WHAT YOU HAVE TO DO >>
Scan the data. Collect each line that contains the word "term".

[App and web page records]
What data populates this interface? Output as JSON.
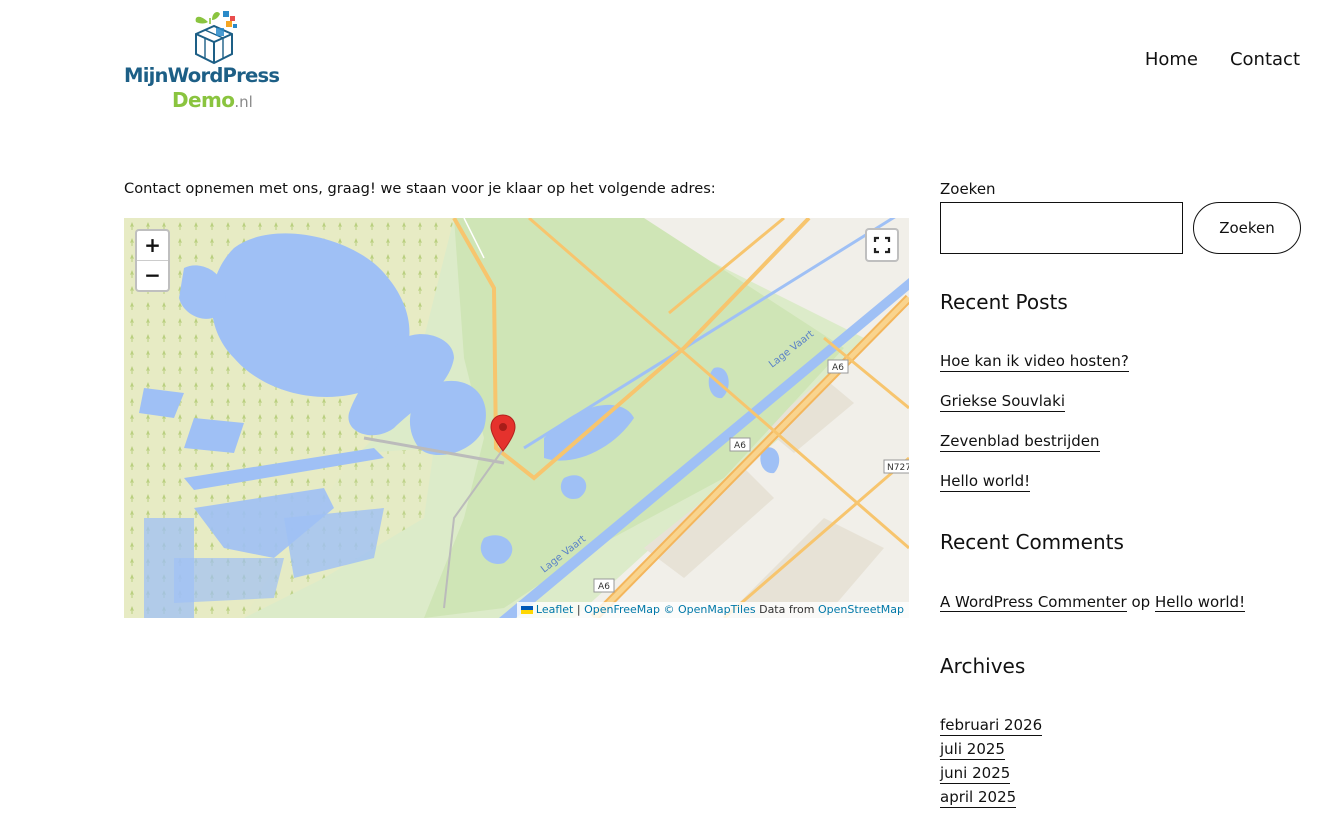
{
  "logo": {
    "line1": "MijnWordPress",
    "line2_main": "Demo",
    "line2_suffix": ".nl",
    "icon": "boxes-with-plants-logo-icon"
  },
  "nav": {
    "items": [
      "Home",
      "Contact"
    ]
  },
  "main": {
    "intro": "Contact opnemen met ons, graag! we staan voor je klaar op het volgende adres:"
  },
  "map": {
    "zoom_in": "+",
    "zoom_out": "−",
    "fullscreen_icon": "fullscreen-icon",
    "marker_icon": "map-pin-icon",
    "road_labels": [
      "A6",
      "A6",
      "A6",
      "N727",
      "Lage Vaart",
      "Lage Vaart"
    ],
    "attribution": {
      "leaflet": "Leaflet",
      "separator": "|",
      "openfreemap": "OpenFreeMap",
      "openmaptiles": "© OpenMapTiles",
      "data_from": "Data from",
      "openstreetmap": "OpenStreetMap"
    },
    "colors": {
      "water": "#9fc0f5",
      "land": "#dcebc9",
      "urban": "#f1efe9",
      "road": "#f7c56e",
      "marker": "#e5322d"
    }
  },
  "sidebar": {
    "search_label": "Zoeken",
    "search_value": "",
    "search_button": "Zoeken",
    "recent_posts_title": "Recent Posts",
    "recent_posts": [
      "Hoe kan ik video hosten?",
      "Griekse Souvlaki",
      "Zevenblad bestrijden",
      "Hello world!"
    ],
    "recent_comments_title": "Recent Comments",
    "comment": {
      "author": "A WordPress Commenter",
      "joiner": "op",
      "post": "Hello world!"
    },
    "archives_title": "Archives",
    "archives": [
      "februari 2026",
      "juli 2025",
      "juni 2025",
      "april 2025"
    ]
  }
}
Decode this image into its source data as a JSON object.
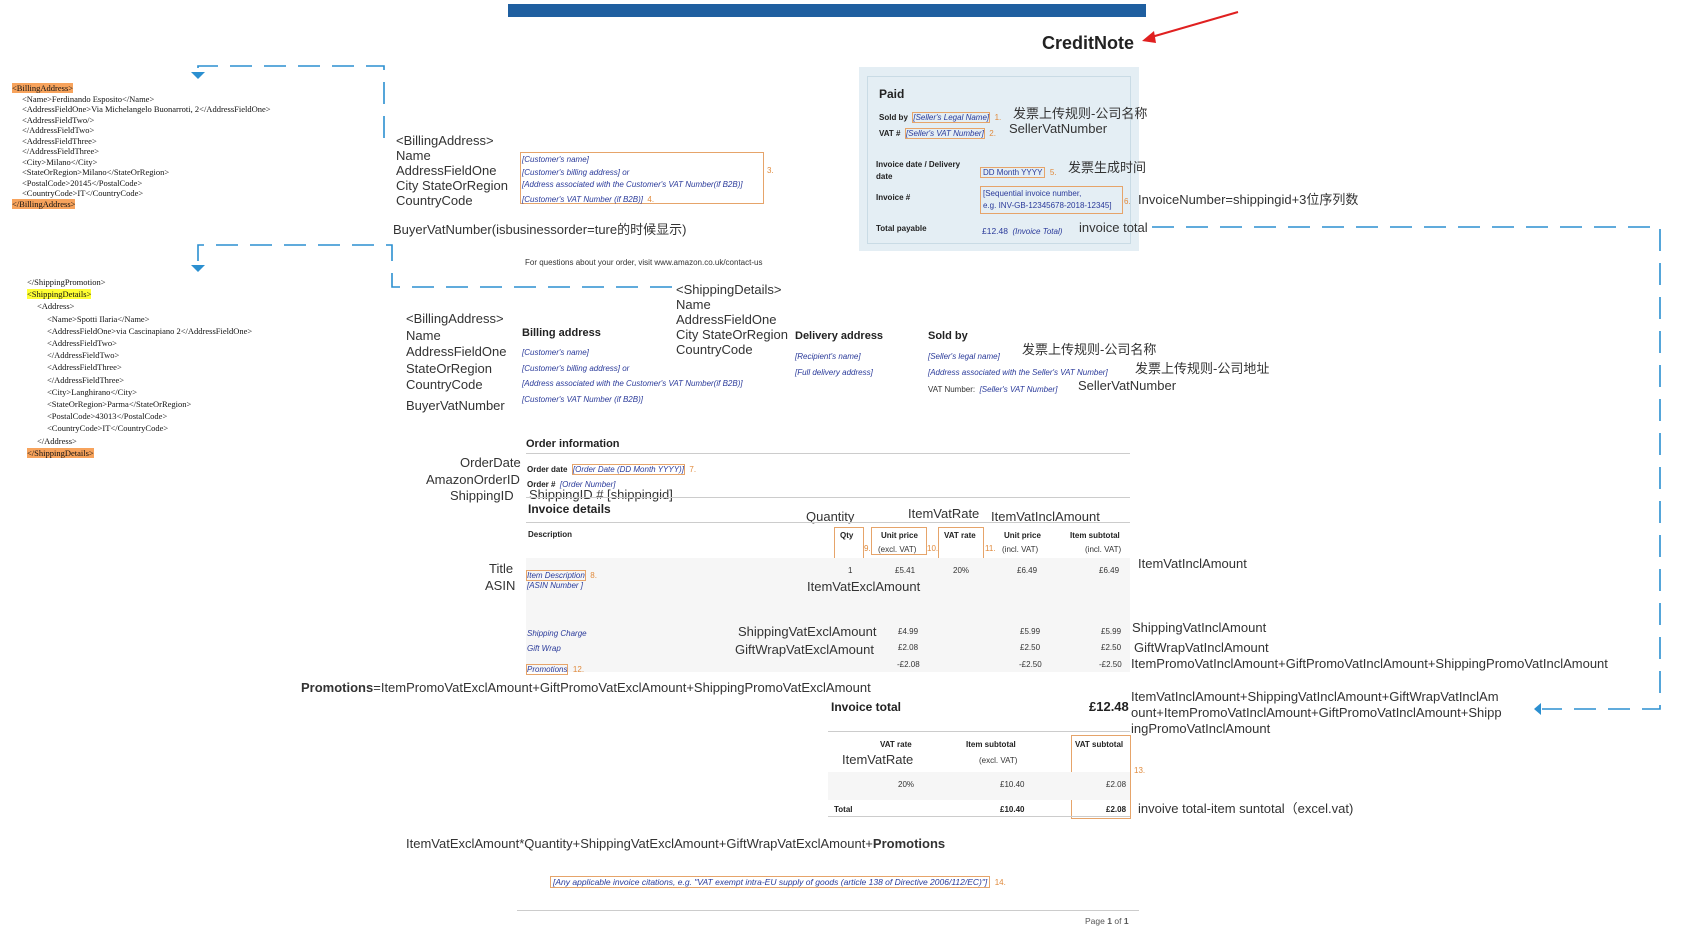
{
  "doc_title": "CreditNote",
  "xml_billing": {
    "lines": [
      "<BillingAddress>",
      "  <Name>Ferdinando Esposito</Name>",
      "  <AddressFieldOne>Via Michelangelo Buonarroti, 2</AddressFieldOne>",
      "  <AddressFieldTwo/>",
      "  </AddressFieldTwo>",
      "  <AddressFieldThree>",
      "  </AddressFieldThree>",
      "  <City>Milano</City>",
      "  <StateOrRegion>Milano</StateOrRegion>",
      "  <PostalCode>20145</PostalCode>",
      "  <CountryCode>IT</CountryCode>",
      "</BillingAddress>"
    ]
  },
  "xml_shipping": {
    "lines": [
      "</ShippingPromotion>",
      "<ShippingDetails>",
      "  <Address>",
      "    <Name>Spotti Ilaria</Name>",
      "    <AddressFieldOne>via Cascinapiano 2</AddressFieldOne>",
      "    <AddressFieldTwo>",
      "    </AddressFieldTwo>",
      "    <AddressFieldThree>",
      "    </AddressFieldThree>",
      "    <City>Langhirano</City>",
      "    <StateOrRegion>Parma</StateOrRegion>",
      "    <PostalCode>43013</PostalCode>",
      "    <CountryCode>IT</CountryCode>",
      "  </Address>",
      "</ShippingDetails>"
    ]
  },
  "map_billing_1": {
    "tag": "<BillingAddress>",
    "name": "Name",
    "addr1": "AddressFieldOne",
    "city_state": "City  StateOrRegion",
    "country": "CountryCode",
    "buyer_vat": "BuyerVatNumber(isbusinessorder=ture的时候显示)"
  },
  "paid_box": {
    "title": "Paid",
    "sold_by_label": "Sold by",
    "sold_by_ph": "[Seller's Legal Name]",
    "sold_by_num": "1.",
    "sold_by_note": "发票上传规则-公司名称",
    "vat_label": "VAT #",
    "vat_ph": "[Seller's VAT Number]",
    "vat_num": "2.",
    "vat_note": "SellerVatNumber",
    "date_label": "Invoice date / Delivery date",
    "date_ph": "DD Month YYYY",
    "date_num": "5.",
    "date_note": "发票生成时间",
    "inv_label": "Invoice #",
    "inv_ph1": "[Sequential invoice number,",
    "inv_ph2": "e.g. INV-GB-12345678-2018-12345]",
    "inv_num": "6.",
    "inv_note": "InvoiceNumber=shippingid+3位序列数",
    "total_label": "Total payable",
    "total_value": "£12.48",
    "total_ph": "(Invoice Total)",
    "total_note": "invoice total"
  },
  "customer_block": {
    "l1": "[Customer's name]",
    "l2": "[Customer's billing address] or",
    "l3": "[Address associated with the Customer's VAT Number(if B2B)]",
    "l4": "[Customer's VAT Number (if B2B)]",
    "n3": "3.",
    "n4": "4."
  },
  "contact_line": "For questions about your order, visit www.amazon.co.uk/contact-us",
  "map_shipping": {
    "tag": "<ShippingDetails>",
    "name": "Name",
    "addr1": "AddressFieldOne",
    "city_state": "City  StateOrRegion",
    "country": "CountryCode"
  },
  "map_billing_2": {
    "tag": "<BillingAddress>",
    "name": "Name",
    "addr1": "AddressFieldOne",
    "state": "StateOrRegion",
    "country": "CountryCode",
    "buyer_vat": "BuyerVatNumber"
  },
  "billing_section": {
    "heading": "Billing address",
    "l1": "[Customer's name]",
    "l2": "[Customer's billing address] or",
    "l3": "[Address associated with the Customer's VAT Number(if B2B)]",
    "l4": "[Customer's VAT Number (if B2B)]"
  },
  "delivery_section": {
    "heading": "Delivery address",
    "l1": "[Recipient's name]",
    "l2": "[Full delivery address]"
  },
  "soldby_section": {
    "heading": "Sold by",
    "l1": "[Seller's legal name]",
    "l2": "[Address associated with the Seller's VAT Number]",
    "vat_prefix": "VAT Number:",
    "vat_ph": "[Seller's VAT Number]",
    "note1": "发票上传规则-公司名称",
    "note2": "发票上传规则-公司地址",
    "note3": "SellerVatNumber"
  },
  "order_info": {
    "heading": "Order information",
    "date_label": "Order date",
    "date_ph": "[Order Date (DD Month YYYY)]",
    "date_num": "7.",
    "order_label": "Order #",
    "order_ph": "[Order Number]",
    "map_order_date": "OrderDate",
    "map_order_id": "AmazonOrderID",
    "map_shipping_id": "ShippingID",
    "shipping_line": "ShippingID # [shippingid]"
  },
  "invoice_details": {
    "heading": "Invoice details",
    "map_quantity": "Quantity",
    "map_vat_rate": "ItemVatRate",
    "map_vat_incl": "ItemVatInclAmount",
    "col_description": "Description",
    "col_qty": "Qty",
    "col_unit_price": "Unit price",
    "col_unit_price_sub": "(excl. VAT)",
    "col_vat_rate": "VAT rate",
    "col_unit_price2": "Unit price",
    "col_unit_price2_sub": "(incl. VAT)",
    "col_item_subtotal": "Item subtotal",
    "col_item_subtotal_sub": "(incl. VAT)",
    "n9": "9.",
    "n10": "10.",
    "n11": "11.",
    "map_title": "Title",
    "map_asin": "ASIN",
    "item_desc_ph": "Item Description",
    "n8": "8.",
    "asin_ph": "[ASIN Number ]",
    "item_qty": "1",
    "item_unit_excl": "£5.41",
    "item_vat": "20%",
    "item_unit_incl": "£6.49",
    "item_subtotal": "£6.49",
    "map_item_vat_incl_right": "ItemVatInclAmount",
    "map_item_vat_excl": "ItemVatExclAmount",
    "shipping_label": "Shipping Charge",
    "shipping_excl": "£4.99",
    "shipping_incl": "£5.99",
    "shipping_sub": "£5.99",
    "map_shipping_excl": "ShippingVatExclAmount",
    "map_shipping_incl": "ShippingVatInclAmount",
    "giftwrap_label": "Gift Wrap",
    "giftwrap_excl": "£2.08",
    "giftwrap_incl": "£2.50",
    "giftwrap_sub": "£2.50",
    "map_giftwrap_excl": "GiftWrapVatExclAmount",
    "map_giftwrap_incl": "GiftWrapVatInclAmount",
    "promo_label": "Promotions",
    "n12": "12.",
    "promo_excl": "-£2.08",
    "promo_incl": "-£2.50",
    "promo_sub": "-£2.50",
    "map_promo_incl": "ItemPromoVatInclAmount+GiftPromoVatInclAmount+ShippingPromoVatInclAmount",
    "promo_formula_bold": "Promotions",
    "promo_formula_rest": "=ItemPromoVatExclAmount+GiftPromoVatExclAmount+ShippingPromoVatExclAmount"
  },
  "invoice_total": {
    "label": "Invoice total",
    "value": "£12.48",
    "formula_1": "ItemVatInclAmount+ShippingVatInclAmount+GiftWrapVatInclAm",
    "formula_2": "ount+ItemPromoVatInclAmount+GiftPromoVatInclAmount+Shipp",
    "formula_3": "ingPromoVatInclAmount"
  },
  "vat_summary": {
    "col_rate": "VAT rate",
    "map_rate": "ItemVatRate",
    "col_subtotal": "Item subtotal",
    "col_subtotal_sub": "(excl. VAT)",
    "col_vat_subtotal": "VAT subtotal",
    "n13": "13.",
    "row_rate": "20%",
    "row_subtotal": "£10.40",
    "row_vat": "£2.08",
    "total_label": "Total",
    "total_subtotal": "£10.40",
    "total_vat": "£2.08",
    "note": "invoive total-item suntotal（excel.vat)"
  },
  "bottom_formula": {
    "rest": "ItemVatExclAmount*Quantity+ShippingVatExclAmount+GiftWrapVatExclAmount+",
    "bold": "Promotions"
  },
  "citation": {
    "text": "[Any applicable invoice citations, e.g. \"VAT exempt intra-EU supply of goods (article 138 of Directive 2006/112/EC)\"]",
    "num": "14."
  },
  "footer": {
    "prefix": "Page",
    "page": "1",
    "of": "of",
    "total": "1"
  },
  "colors": {
    "top_bar": "#1f5fa0",
    "paid_box_bg": "#e4eef4",
    "dashed_line": "#2b8fd0",
    "arrow": "#e02020",
    "highlight_orange": "#f7a35c",
    "highlight_yellow": "#ffff33",
    "orange_box": "#e6a46a"
  }
}
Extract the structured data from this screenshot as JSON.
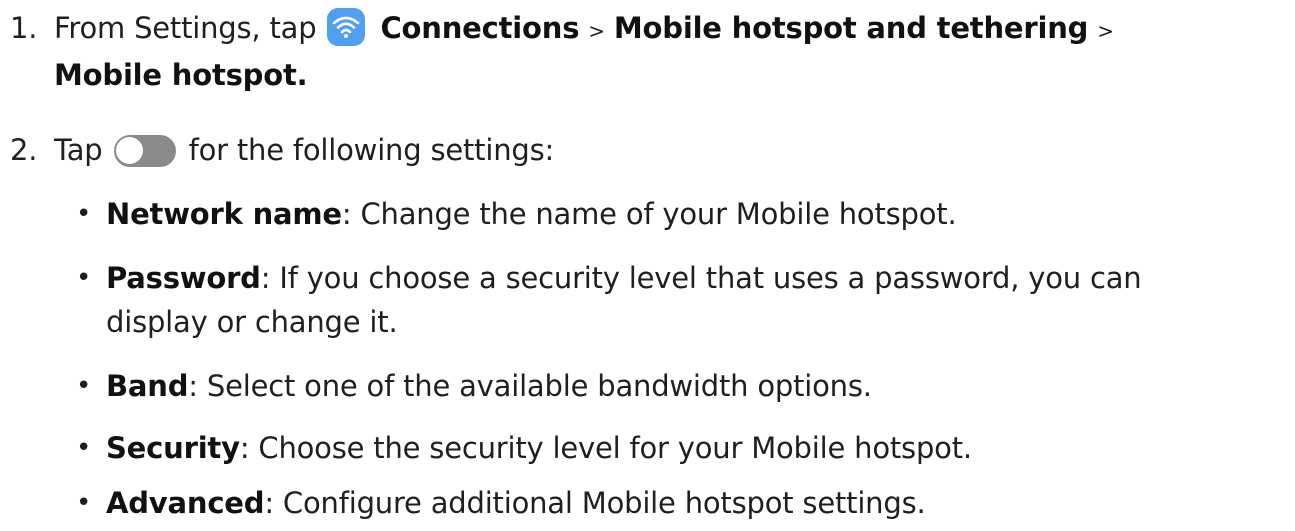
{
  "steps": [
    {
      "number": "1.",
      "prefix": "From Settings, tap",
      "connections": "Connections",
      "sep1": ">",
      "hotspot_tethering": "Mobile hotspot and tethering",
      "sep2": ">",
      "mobile_hotspot": "Mobile hotspot",
      "suffix": ".",
      "icon": "wifi-icon"
    },
    {
      "number": "2.",
      "prefix": "Tap",
      "suffix": "for the following settings:",
      "icon": "toggle-icon"
    }
  ],
  "bullets": [
    {
      "term": "Network name",
      "desc": ": Change the name of your Mobile hotspot."
    },
    {
      "term": "Password",
      "desc": ": If you choose a security level that uses a password, you can",
      "desc_cont": "display or change it."
    },
    {
      "term": "Band",
      "desc": ": Select one of the available bandwidth options."
    },
    {
      "term": "Security",
      "desc": ": Choose the security level for your Mobile hotspot."
    },
    {
      "term": "Advanced",
      "desc": ": Configure additional Mobile hotspot settings."
    }
  ],
  "bullet_char": "•",
  "colors": {
    "text": "#1f1f1f",
    "wifi_icon_bg": "#4fa0f0",
    "toggle": "#8a8a8a"
  }
}
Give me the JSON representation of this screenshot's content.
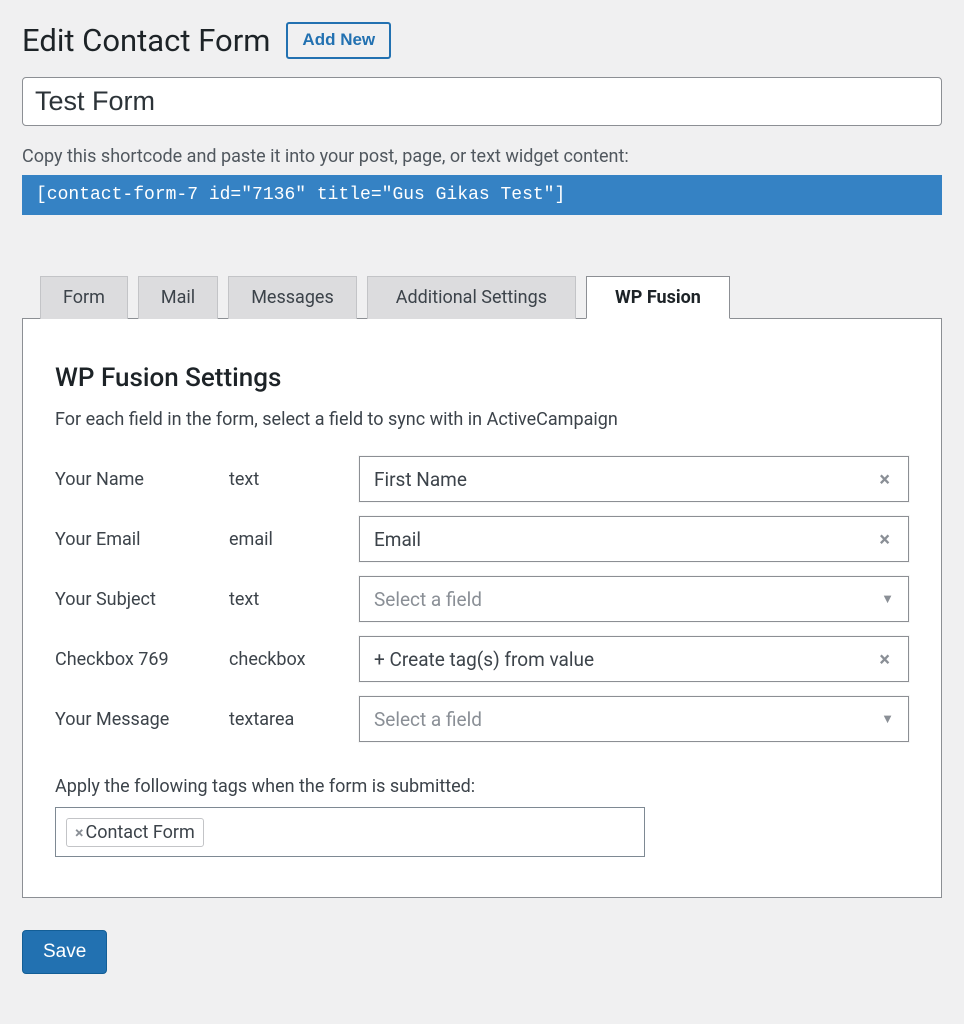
{
  "header": {
    "title": "Edit Contact Form",
    "add_new": "Add New"
  },
  "form_title": "Test Form",
  "shortcode_hint": "Copy this shortcode and paste it into your post, page, or text widget content:",
  "shortcode": "[contact-form-7 id=\"7136\" title=\"Gus Gikas Test\"]",
  "tabs": [
    "Form",
    "Mail",
    "Messages",
    "Additional Settings",
    "WP Fusion"
  ],
  "active_tab": "WP Fusion",
  "panel": {
    "title": "WP Fusion Settings",
    "desc": "For each field in the form, select a field to sync with in ActiveCampaign",
    "placeholder": "Select a field",
    "rows": [
      {
        "label": "Your Name",
        "type": "text",
        "value": "First Name",
        "has_value": true
      },
      {
        "label": "Your Email",
        "type": "email",
        "value": "Email",
        "has_value": true
      },
      {
        "label": "Your Subject",
        "type": "text",
        "value": "",
        "has_value": false
      },
      {
        "label": "Checkbox 769",
        "type": "checkbox",
        "value": "+ Create tag(s) from value",
        "has_value": true
      },
      {
        "label": "Your Message",
        "type": "textarea",
        "value": "",
        "has_value": false
      }
    ],
    "tags_label": "Apply the following tags when the form is submitted:",
    "tags": [
      "Contact Form"
    ]
  },
  "save_label": "Save"
}
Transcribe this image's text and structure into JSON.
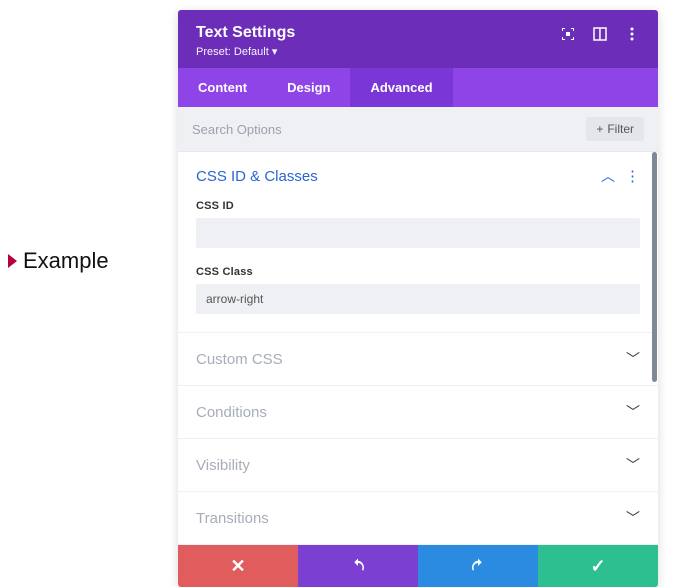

ANSWER TO THE PROBLEM >>
      "term": "Network name",
      "term": "Password",
      "term": "Band",
      "term": "Security",
      "term": "Advanced",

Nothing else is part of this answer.